───── Data supplied

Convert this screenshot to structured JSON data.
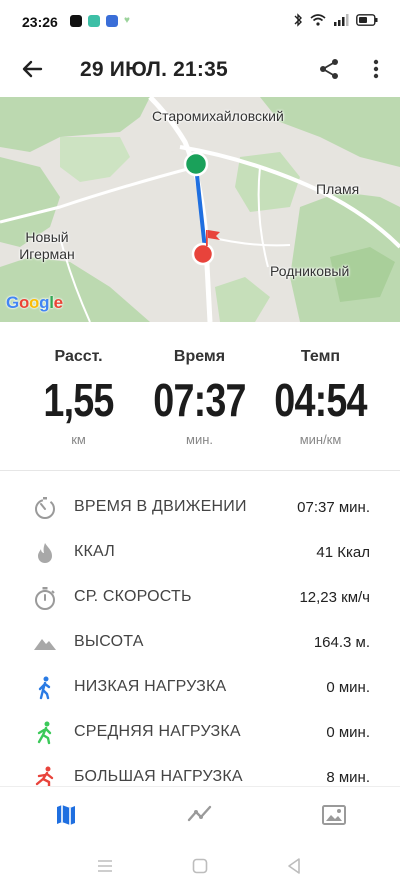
{
  "status_bar": {
    "time": "23:26",
    "app_colors": [
      "#111111",
      "#3dbfa6",
      "#3a6ed8"
    ]
  },
  "header": {
    "title": "29 ИЮЛ. 21:35",
    "back_icon": "arrow-back-icon",
    "share_icon": "share-icon",
    "more_icon": "more-vert-icon"
  },
  "map": {
    "labels": {
      "top": "Старомихайловский",
      "flame": "Пламя",
      "new_igerman": "Новый\nИгерман",
      "rodnikovy": "Родниковый"
    },
    "attribution": "Google",
    "route_color": "#1f6fe0",
    "start_color": "#1aa15a",
    "finish_color": "#e8433b"
  },
  "summary": {
    "distance": {
      "label": "Расст.",
      "value": "1,55",
      "unit": "км"
    },
    "time": {
      "label": "Время",
      "value": "07:37",
      "unit": "мин."
    },
    "pace": {
      "label": "Темп",
      "value": "04:54",
      "unit": "мин/км"
    }
  },
  "details": [
    {
      "icon": "stopwatch-motion-icon",
      "label": "ВРЕМЯ В ДВИЖЕНИИ",
      "value": "07:37 мин."
    },
    {
      "icon": "flame-icon",
      "label": "ККАЛ",
      "value": "41 Ккал"
    },
    {
      "icon": "stopwatch-icon",
      "label": "СР. СКОРОСТЬ",
      "value": "12,23 км/ч"
    },
    {
      "icon": "mountain-icon",
      "label": "ВЫСОТА",
      "value": "164.3 м."
    },
    {
      "icon": "walker-low-icon",
      "label": "НИЗКАЯ НАГРУЗКА",
      "value": "0 мин."
    },
    {
      "icon": "walker-medium-icon",
      "label": "СРЕДНЯЯ НАГРУЗКА",
      "value": "0 мин."
    },
    {
      "icon": "runner-high-icon",
      "label": "БОЛЬШАЯ НАГРУЗКА",
      "value": "8 мин."
    }
  ],
  "colors": {
    "low_load": "#2a7be4",
    "medium_load": "#3cc95a",
    "high_load": "#e8433b",
    "nav_active": "#1f6fe0"
  },
  "bottom_nav": [
    "map-icon",
    "chart-line-icon",
    "image-icon"
  ]
}
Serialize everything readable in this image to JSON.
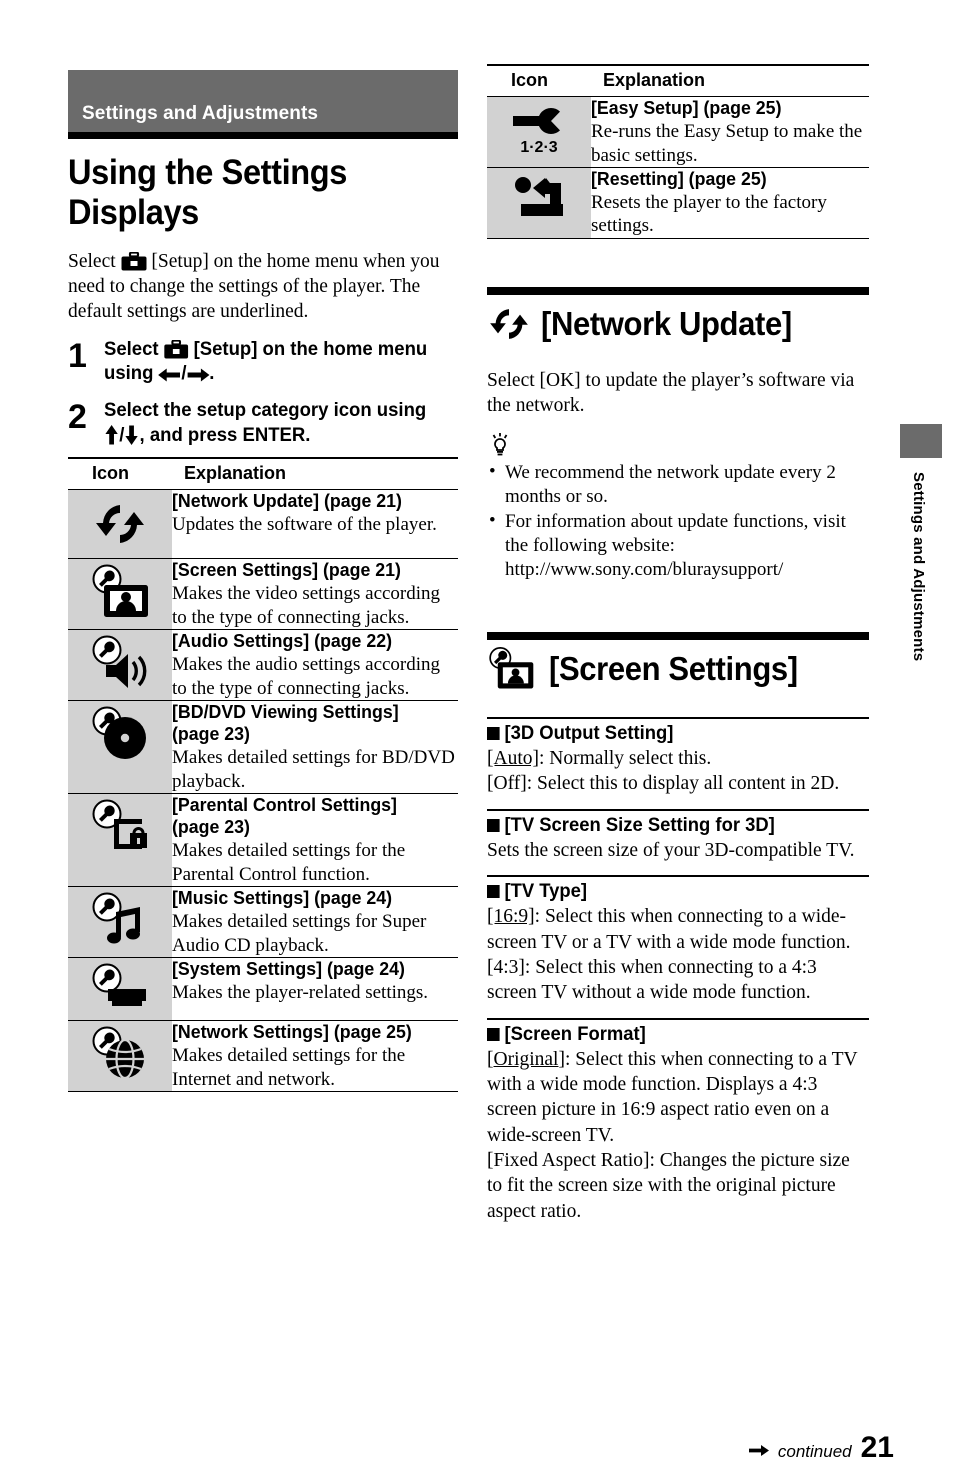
{
  "chapter": {
    "label": "Settings and Adjustments"
  },
  "headline": "Using the Settings Displays",
  "intro": {
    "before_icon": "Select",
    "after_icon": "[Setup] on the home menu when you need to change the settings of the player. The default settings are underlined."
  },
  "steps": [
    {
      "num": "1",
      "before_icon": "Select",
      "after_icon": "[Setup] on the home menu using",
      "after_arrows": "."
    },
    {
      "num": "2",
      "before_icon": "Select the setup category icon using",
      "after_arrows": ", and press ENTER."
    }
  ],
  "table": {
    "headers": {
      "icon": "Icon",
      "explanation": "Explanation"
    },
    "left_rows": [
      {
        "icon": "network-update-icon",
        "title": "[Network Update] (page 21)",
        "desc": "Updates the software of the player."
      },
      {
        "icon": "screen-settings-icon",
        "title": "[Screen Settings] (page 21)",
        "desc": "Makes the video settings according to the type of connecting jacks."
      },
      {
        "icon": "audio-settings-icon",
        "title": "[Audio Settings] (page 22)",
        "desc": "Makes the audio settings according to the type of connecting jacks."
      },
      {
        "icon": "bd-dvd-viewing-settings-icon",
        "title": "[BD/DVD Viewing Settings] (page 23)",
        "desc": "Makes detailed settings for BD/DVD playback."
      },
      {
        "icon": "parental-control-settings-icon",
        "title": "[Parental Control Settings] (page 23)",
        "desc": "Makes detailed settings for the Parental Control function."
      },
      {
        "icon": "music-settings-icon",
        "title": "[Music Settings] (page 24)",
        "desc": "Makes detailed settings for Super Audio CD playback."
      },
      {
        "icon": "system-settings-icon",
        "title": "[System Settings] (page 24)",
        "desc": "Makes the player-related settings."
      },
      {
        "icon": "network-settings-icon",
        "title": "[Network Settings] (page 25)",
        "desc": "Makes detailed settings for the Internet and network."
      }
    ],
    "right_rows": [
      {
        "icon": "easy-setup-icon",
        "title": "[Easy Setup] (page 25)",
        "desc": "Re-runs the Easy Setup to make the basic settings."
      },
      {
        "icon": "resetting-icon",
        "title": "[Resetting] (page 25)",
        "desc": "Resets the player to the factory settings."
      }
    ]
  },
  "network_update": {
    "title": "[Network Update]",
    "icon": "network-update-icon",
    "body": "Select [OK] to update the player’s software via the network.",
    "tips": [
      "We recommend the network update every 2 months or so.",
      "For information about update functions, visit the following website:",
      "http://www.sony.com/bluraysupport/"
    ]
  },
  "screen_settings": {
    "title": "[Screen Settings]",
    "icon": "screen-settings-icon",
    "subsections": [
      {
        "head": "[3D Output Setting]",
        "lines": [
          {
            "option": "[Auto]",
            "underline": true,
            "text": ": Normally select this."
          },
          {
            "option": "[Off]",
            "underline": false,
            "text": ": Select this to display all content in 2D."
          }
        ]
      },
      {
        "head": "[TV Screen Size Setting for 3D]",
        "lines": [
          {
            "option": "",
            "underline": false,
            "text": "Sets the screen size of your 3D-compatible TV."
          }
        ]
      },
      {
        "head": "[TV Type]",
        "lines": [
          {
            "option": "[16:9]",
            "underline": true,
            "text": ": Select this when connecting to a wide-screen TV or a TV with a wide mode function."
          },
          {
            "option": "[4:3]",
            "underline": false,
            "text": ": Select this when connecting to a 4:3 screen TV without a wide mode function."
          }
        ]
      },
      {
        "head": "[Screen Format]",
        "lines": [
          {
            "option": "[Original]",
            "underline": true,
            "text": ": Select this when connecting to a TV with a wide mode function. Displays a 4:3 screen picture in 16:9 aspect ratio even on a wide-screen TV."
          },
          {
            "option": "[Fixed Aspect Ratio]",
            "underline": false,
            "text": ": Changes the picture size to fit the screen size with the original picture aspect ratio."
          }
        ]
      }
    ]
  },
  "sidetab": {
    "label": "Settings and Adjustments"
  },
  "footer": {
    "continued": "continued",
    "page_number": "21"
  },
  "colors": {
    "chapter_bar": "#6b6b6b",
    "icon_cell": "#d2d2d2",
    "rule": "#000000"
  }
}
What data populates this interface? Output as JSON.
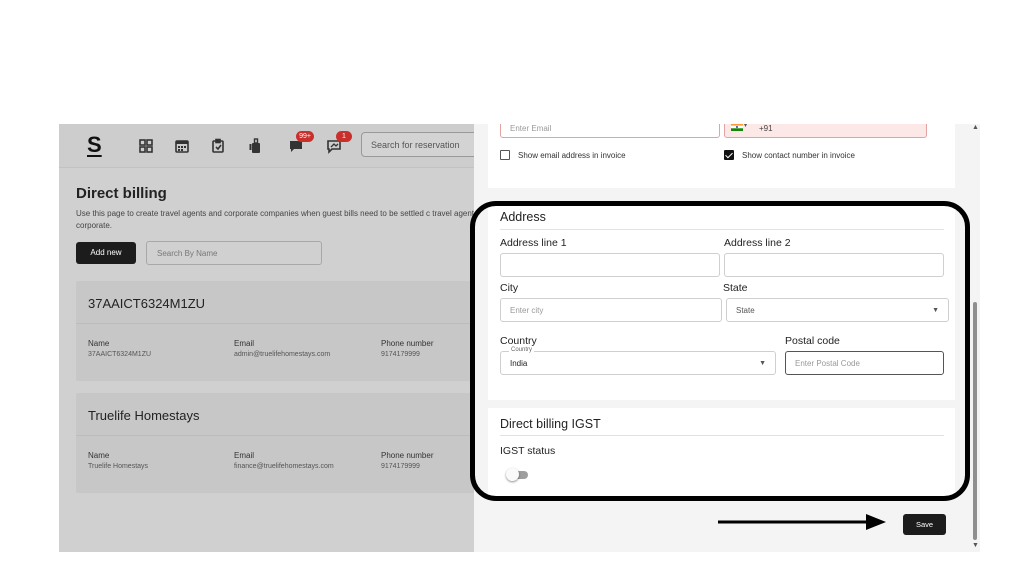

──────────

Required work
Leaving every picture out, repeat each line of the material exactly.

Task response
Convert this screenshot to structured JSON data.
{
  "status_bar": {
    "time": "23:26",
    "app_colors": [
      "#111111",
      "#3dbfa6",
      "#3a6ed8"
    ]
  },
  "header": {
    "title": "29 ИЮЛ. 21:35",
    "back_icon": "arrow-back-icon",
    "share_icon": "share-icon",
    "more_icon": "more-vert-icon"
  },
  "map": {
    "labels": {
      "top": "Старомихайловский",
      "flame": "Пламя",
      "new_igerman": "Новый\nИгерман",
      "rodnikovy": "Родниковый"
    },
    "attribution": "Google",
    "route_color": "#1f6fe0",
    "start_color": "#1aa15a",
    "finish_color": "#e8433b"
  },
  "summary": {
    "distance": {
      "label": "Расст.",
      "value": "1,55",
      "unit": "км"
    },
    "time": {
      "label": "Время",
      "value": "07:37",
      "unit": "мин."
    },
    "pace": {
      "label": "Темп",
      "value": "04:54",
      "unit": "мин/км"
    }
  },
  "details": [
    {
      "icon": "stopwatch-motion-icon",
      "label": "ВРЕМЯ В ДВИЖЕНИИ",
      "value": "07:37 мин."
    },
    {
      "icon": "flame-icon",
      "label": "ККАЛ",
      "value": "41 Ккал"
    },
    {
      "icon": "stopwatch-icon",
      "label": "СР. СКОРОСТЬ",
      "value": "12,23 км/ч"
    },
    {
      "icon": "mountain-icon",
      "label": "ВЫСОТА",
      "value": "164.3 м."
    },
    {
      "icon": "walker-low-icon",
      "label": "НИЗКАЯ НАГРУЗКА",
      "value": "0 мин."
    },
    {
      "icon": "walker-medium-icon",
      "label": "СРЕДНЯЯ НАГРУЗКА",
      "value": "0 мин."
    },
    {
      "icon": "runner-high-icon",
      "label": "БОЛЬШАЯ НАГРУЗКА",
      "value": "8 мин."
    }
  ],
  "colors": {
    "low_load": "#2a7be4",
    "medium_load": "#3cc95a",
    "high_load": "#e8433b",
    "nav_active": "#1f6fe0"
  },
  "bottom_nav": [
    "map-icon",
    "chart-line-icon",
    "image-icon"
  ]
}
Serialize everything readable in this image to JSON.
{
  "chapter": {
    "label": "Settings and Adjustments"
  },
  "headline": "Using the Settings Displays",
  "intro": {
    "before_icon": "Select",
    "after_icon": "[Setup] on the home menu when you need to change the settings of the player. The default settings are underlined."
  },
  "steps": [
    {
      "num": "1",
      "before_icon": "Select",
      "after_icon": "[Setup] on the home menu using",
      "after_arrows": "."
    },
    {
      "num": "2",
      "before_icon": "Select the setup category icon using",
      "after_arrows": ", and press ENTER."
    }
  ],
  "table": {
    "headers": {
      "icon": "Icon",
      "explanation": "Explanation"
    },
    "left_rows": [
      {
        "icon": "network-update-icon",
        "title": "[Network Update] (page 21)",
        "desc": "Updates the software of the player."
      },
      {
        "icon": "screen-settings-icon",
        "title": "[Screen Settings] (page 21)",
        "desc": "Makes the video settings according to the type of connecting jacks."
      },
      {
        "icon": "audio-settings-icon",
        "title": "[Audio Settings] (page 22)",
        "desc": "Makes the audio settings according to the type of connecting jacks."
      },
      {
        "icon": "bd-dvd-viewing-settings-icon",
        "title": "[BD/DVD Viewing Settings] (page 23)",
        "desc": "Makes detailed settings for BD/DVD playback."
      },
      {
        "icon": "parental-control-settings-icon",
        "title": "[Parental Control Settings] (page 23)",
        "desc": "Makes detailed settings for the Parental Control function."
      },
      {
        "icon": "music-settings-icon",
        "title": "[Music Settings] (page 24)",
        "desc": "Makes detailed settings for Super Audio CD playback."
      },
      {
        "icon": "system-settings-icon",
        "title": "[System Settings] (page 24)",
        "desc": "Makes the player-related settings."
      },
      {
        "icon": "network-settings-icon",
        "title": "[Network Settings] (page 25)",
        "desc": "Makes detailed settings for the Internet and network."
      }
    ],
    "right_rows": [
      {
        "icon": "easy-setup-icon",
        "title": "[Easy Setup] (page 25)",
        "desc": "Re-runs the Easy Setup to make the basic settings."
      },
      {
        "icon": "resetting-icon",
        "title": "[Resetting] (page 25)",
        "desc": "Resets the player to the factory settings."
      }
    ]
  },
  "network_update": {
    "title": "[Network Update]",
    "icon": "network-update-icon",
    "body": "Select [OK] to update the player’s software via the network.",
    "tips": [
      "We recommend the network update every 2 months or so.",
      "For information about update functions, visit the following website:",
      "http://www.sony.com/bluraysupport/"
    ]
  },
  "screen_settings": {
    "title": "[Screen Settings]",
    "icon": "screen-settings-icon",
    "subsections": [
      {
        "head": "[3D Output Setting]",
        "lines": [
          {
            "option": "[Auto]",
            "underline": true,
            "text": ": Normally select this."
          },
          {
            "option": "[Off]",
            "underline": false,
            "text": ": Select this to display all content in 2D."
          }
        ]
      },
      {
        "head": "[TV Screen Size Setting for 3D]",
        "lines": [
          {
            "option": "",
            "underline": false,
            "text": "Sets the screen size of your 3D-compatible TV."
          }
        ]
      },
      {
        "head": "[TV Type]",
        "lines": [
          {
            "option": "[16:9]",
            "underline": true,
            "text": ": Select this when connecting to a wide-screen TV or a TV with a wide mode function."
          },
          {
            "option": "[4:3]",
            "underline": false,
            "text": ": Select this when connecting to a 4:3 screen TV without a wide mode function."
          }
        ]
      },
      {
        "head": "[Screen Format]",
        "lines": [
          {
            "option": "[Original]",
            "underline": true,
            "text": ": Select this when connecting to a TV with a wide mode function. Displays a 4:3 screen picture in 16:9 aspect ratio even on a wide-screen TV."
          },
          {
            "option": "[Fixed Aspect Ratio]",
            "underline": false,
            "text": ": Changes the picture size to fit the screen size with the original picture aspect ratio."
          }
        ]
      }
    ]
  },
  "sidetab": {
    "label": "Settings and Adjustments"
  },
  "footer": {
    "continued": "continued",
    "page_number": "21"
  },
  "colors": {
    "chapter_bar": "#6b6b6b",
    "icon_cell": "#d2d2d2",
    "rule": "#000000"
  }
}
What data populates this interface? Output as JSON.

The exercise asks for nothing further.